EVENTS 25th Anniversary
Core Programme 2023

Albany Video

From Albany Video to the London Community Video Archive


September 22, 2023 @ 10:00 am
October 1, 2023 @ 5:00 pm

This event is just one part of a series. Please view the events ocurring on subsequent days on the following link:



The Albany
Douglas Way, Deptford, London, SE8 4AG SE8 4AG + Google Map

From Albany Video to the London Community Video Archive

A showreel of films by members of Albany Video, produced by London Community Video Archive for Deptford X 2023. The showreel includes clips from:

Pepys Estate Repairs Campaign, Childers St + DEPFA, Aug 13: What happened?, Us Girls, Netful of Holes, Beyond Our Ken, Being White, Downham – A Home in the Country, Disabling Council, Step Forward

This showreel is accompanied by a screening and talk by London Community Video Archive, with Geoff Stow (Albany from ‘70s to early ‘80s – films include ‘Childers St Deptford’ and ‘Downham – A Home in the Country’); Carol Stevens (Albany Video in the early ‘80s – produced ‘A Netful of Holes’), Carol Jacobs (Albany Video, late ‘80s – produced ‘Step Forward’ for Channel 4), Pax Nindi (volunteered with Albany Video late ‘80s then set up Paxvision video facility at the Albany when it folded). 

The event will take place at Lewisham Arthouse on 14th October. 


The Albany Video Project

Albany Video, first known as the Albany Video Project, was founded in the early 1970s. It was a community video project based in The Albany that equipped communities with the skills and equipment to make documentary films about topics relevant to their lives.

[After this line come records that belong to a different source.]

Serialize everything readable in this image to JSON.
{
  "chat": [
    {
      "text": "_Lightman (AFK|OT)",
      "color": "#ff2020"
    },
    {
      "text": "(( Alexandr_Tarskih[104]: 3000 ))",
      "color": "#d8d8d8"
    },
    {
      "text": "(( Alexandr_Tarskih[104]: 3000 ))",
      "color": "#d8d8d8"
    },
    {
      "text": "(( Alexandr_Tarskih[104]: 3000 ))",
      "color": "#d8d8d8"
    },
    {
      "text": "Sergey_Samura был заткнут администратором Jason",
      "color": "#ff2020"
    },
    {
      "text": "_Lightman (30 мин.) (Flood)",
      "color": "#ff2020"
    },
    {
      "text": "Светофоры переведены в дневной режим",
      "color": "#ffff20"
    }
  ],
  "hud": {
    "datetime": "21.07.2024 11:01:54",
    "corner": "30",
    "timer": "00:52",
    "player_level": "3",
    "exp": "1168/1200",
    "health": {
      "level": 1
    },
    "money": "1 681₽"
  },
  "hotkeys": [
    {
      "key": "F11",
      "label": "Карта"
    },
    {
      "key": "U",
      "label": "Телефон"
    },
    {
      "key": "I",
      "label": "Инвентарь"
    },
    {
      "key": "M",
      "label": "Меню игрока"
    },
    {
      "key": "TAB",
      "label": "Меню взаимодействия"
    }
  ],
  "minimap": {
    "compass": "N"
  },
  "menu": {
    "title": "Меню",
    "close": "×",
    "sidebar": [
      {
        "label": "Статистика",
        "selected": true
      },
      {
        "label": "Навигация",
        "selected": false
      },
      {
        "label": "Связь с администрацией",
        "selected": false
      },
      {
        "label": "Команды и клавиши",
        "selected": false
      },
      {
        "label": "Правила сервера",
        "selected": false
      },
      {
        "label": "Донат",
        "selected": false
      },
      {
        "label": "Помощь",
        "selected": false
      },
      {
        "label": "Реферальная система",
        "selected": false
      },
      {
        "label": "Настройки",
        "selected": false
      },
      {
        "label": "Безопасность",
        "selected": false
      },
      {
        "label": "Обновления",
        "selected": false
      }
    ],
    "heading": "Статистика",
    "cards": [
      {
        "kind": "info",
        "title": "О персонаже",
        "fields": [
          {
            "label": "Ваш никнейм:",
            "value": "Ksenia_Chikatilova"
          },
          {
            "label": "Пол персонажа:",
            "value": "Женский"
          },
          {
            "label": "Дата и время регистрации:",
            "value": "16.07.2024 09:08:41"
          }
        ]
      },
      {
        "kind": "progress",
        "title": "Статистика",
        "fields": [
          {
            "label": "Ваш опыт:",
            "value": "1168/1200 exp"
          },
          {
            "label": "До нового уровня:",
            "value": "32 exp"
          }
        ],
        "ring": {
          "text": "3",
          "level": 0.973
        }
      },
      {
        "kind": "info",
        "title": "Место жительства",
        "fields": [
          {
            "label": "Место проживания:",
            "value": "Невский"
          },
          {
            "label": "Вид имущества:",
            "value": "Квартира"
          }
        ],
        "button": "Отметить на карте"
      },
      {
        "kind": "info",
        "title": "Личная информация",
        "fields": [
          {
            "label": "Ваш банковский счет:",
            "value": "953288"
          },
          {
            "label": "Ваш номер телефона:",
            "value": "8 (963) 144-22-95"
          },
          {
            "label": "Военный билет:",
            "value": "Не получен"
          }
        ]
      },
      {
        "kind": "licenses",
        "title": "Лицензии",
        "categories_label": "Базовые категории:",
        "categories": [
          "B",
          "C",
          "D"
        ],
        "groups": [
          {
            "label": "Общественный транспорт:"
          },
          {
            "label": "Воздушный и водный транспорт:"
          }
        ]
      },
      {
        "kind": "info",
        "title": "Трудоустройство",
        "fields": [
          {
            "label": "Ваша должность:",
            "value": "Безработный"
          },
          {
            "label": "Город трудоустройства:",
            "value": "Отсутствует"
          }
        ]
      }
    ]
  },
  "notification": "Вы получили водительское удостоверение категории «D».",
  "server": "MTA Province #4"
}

The films of Albany Video form a document of Deptford and South East London from the perspective of those who lived there.

The Albany Video Project’s initial work consisted mainly of videos with local housing activists and with young people and play campaigns. Later in the decade the project began to make videos with a distribution potential beyond the local area, and work on the Blair Peach Campaign with Belt and Braces theatre. In July 1978, there was an arson attack on the Albany Theatre. The National Front were the prime suspects; it was believed that the attack was a response to the Albany’s increasingly high profile anti-racist work.

In the 1980s, Albany Video developed as a national distributor of alternative video productions – including international work. Albany Video won a grant from Channel 4 in 1983 to buy colour production equipment, and became a Channel 4 Franchised Workshop in 1984, making a number of productions for the channel, at the same time as maintaining an open access workshop, and making locally based tapes that were not primarily aimed at Channel 4 broadcast: for instance Being White (made for Racism Awareness training) or Downham – A home in the country (made with the estate’s Tenants Association).

The project’s franchise funding was withdrawn after two to three years. Albany Video continued making productions for clients and keeping the access workshop open as long as possible. However, by 1990 the production arm had closed, leaving only the distribution work which struggled on for a couple of years in Battersea Studios. 

Project funded by The National Lottery Heritage Fund and Goldsmiths.

Accessible toiletWheelchair accessible